-- Aim of the task --
Reproduce all the entries exactly and keep the pictures out.

Start of Block

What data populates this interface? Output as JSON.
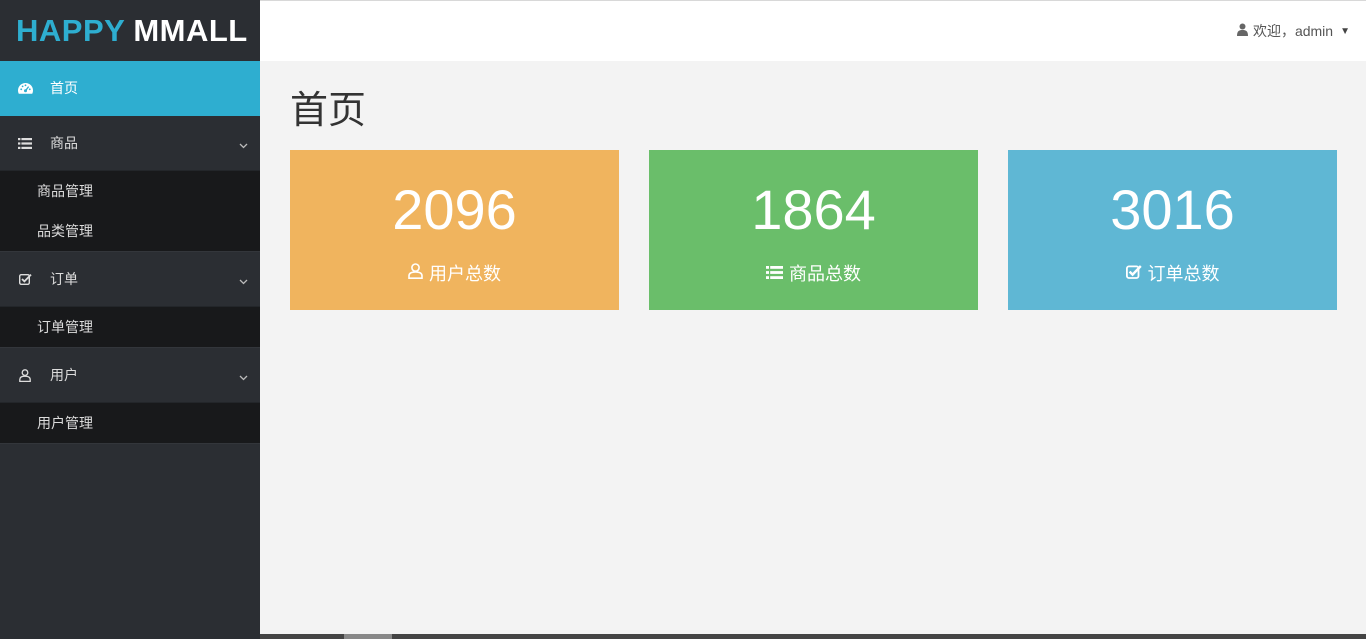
{
  "brand": {
    "part1": "HAPPY",
    "part2": "MMALL",
    "accent": "#2eaed0"
  },
  "header": {
    "welcome": "欢迎，admin",
    "user_icon": "user-icon",
    "caret_icon": "caret-down-icon"
  },
  "sidebar": {
    "items": [
      {
        "label": "首页",
        "icon": "dashboard-icon",
        "active": true
      },
      {
        "label": "商品",
        "icon": "list-icon",
        "children": [
          "商品管理",
          "品类管理"
        ]
      },
      {
        "label": "订单",
        "icon": "check-square-icon",
        "children": [
          "订单管理"
        ]
      },
      {
        "label": "用户",
        "icon": "user-outline-icon",
        "children": [
          "用户管理"
        ]
      }
    ]
  },
  "page": {
    "title": "首页"
  },
  "cards": [
    {
      "count": "2096",
      "label": "用户总数",
      "color": "#f0b45e",
      "icon": "user-outline-icon"
    },
    {
      "count": "1864",
      "label": "商品总数",
      "color": "#6abe6a",
      "icon": "list-icon"
    },
    {
      "count": "3016",
      "label": "订单总数",
      "color": "#5fb7d4",
      "icon": "check-square-icon"
    }
  ]
}
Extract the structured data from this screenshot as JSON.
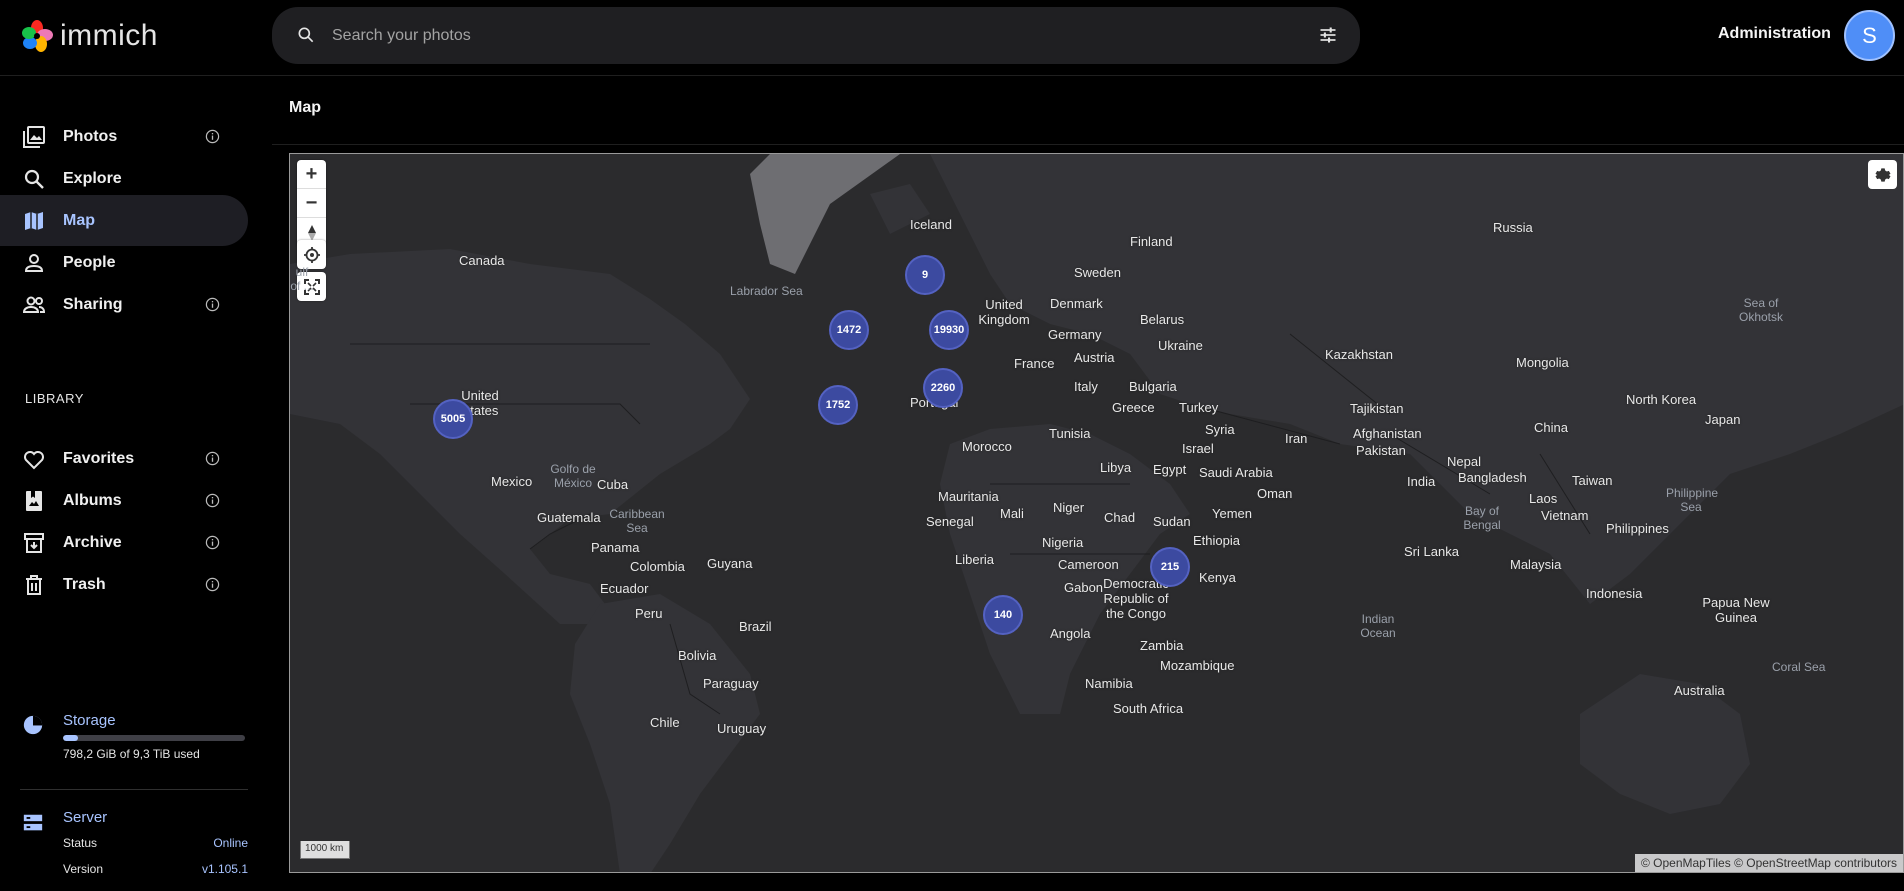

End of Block

-- Answer for this exercise --
What data populates this interface? Output as JSON.
{
  "brand": {
    "part1": "HAPPY",
    "part2": "MMALL",
    "accent": "#2eaed0"
  },
  "header": {
    "welcome": "欢迎，admin",
    "user_icon": "user-icon",
    "caret_icon": "caret-down-icon"
  },
  "sidebar": {
    "items": [
      {
        "label": "首页",
        "icon": "dashboard-icon",
        "active": true
      },
      {
        "label": "商品",
        "icon": "list-icon",
        "children": [
          "商品管理",
          "品类管理"
        ]
      },
      {
        "label": "订单",
        "icon": "check-square-icon",
        "children": [
          "订单管理"
        ]
      },
      {
        "label": "用户",
        "icon": "user-outline-icon",
        "children": [
          "用户管理"
        ]
      }
    ]
  },
  "page": {
    "title": "首页"
  },
  "cards": [
    {
      "count": "2096",
      "label": "用户总数",
      "color": "#f0b45e",
      "icon": "user-outline-icon"
    },
    {
      "count": "1864",
      "label": "商品总数",
      "color": "#6abe6a",
      "icon": "list-icon"
    },
    {
      "count": "3016",
      "label": "订单总数",
      "color": "#5fb7d4",
      "icon": "check-square-icon"
    }
  ]
}
Extract the structured data from this screenshot as JSON.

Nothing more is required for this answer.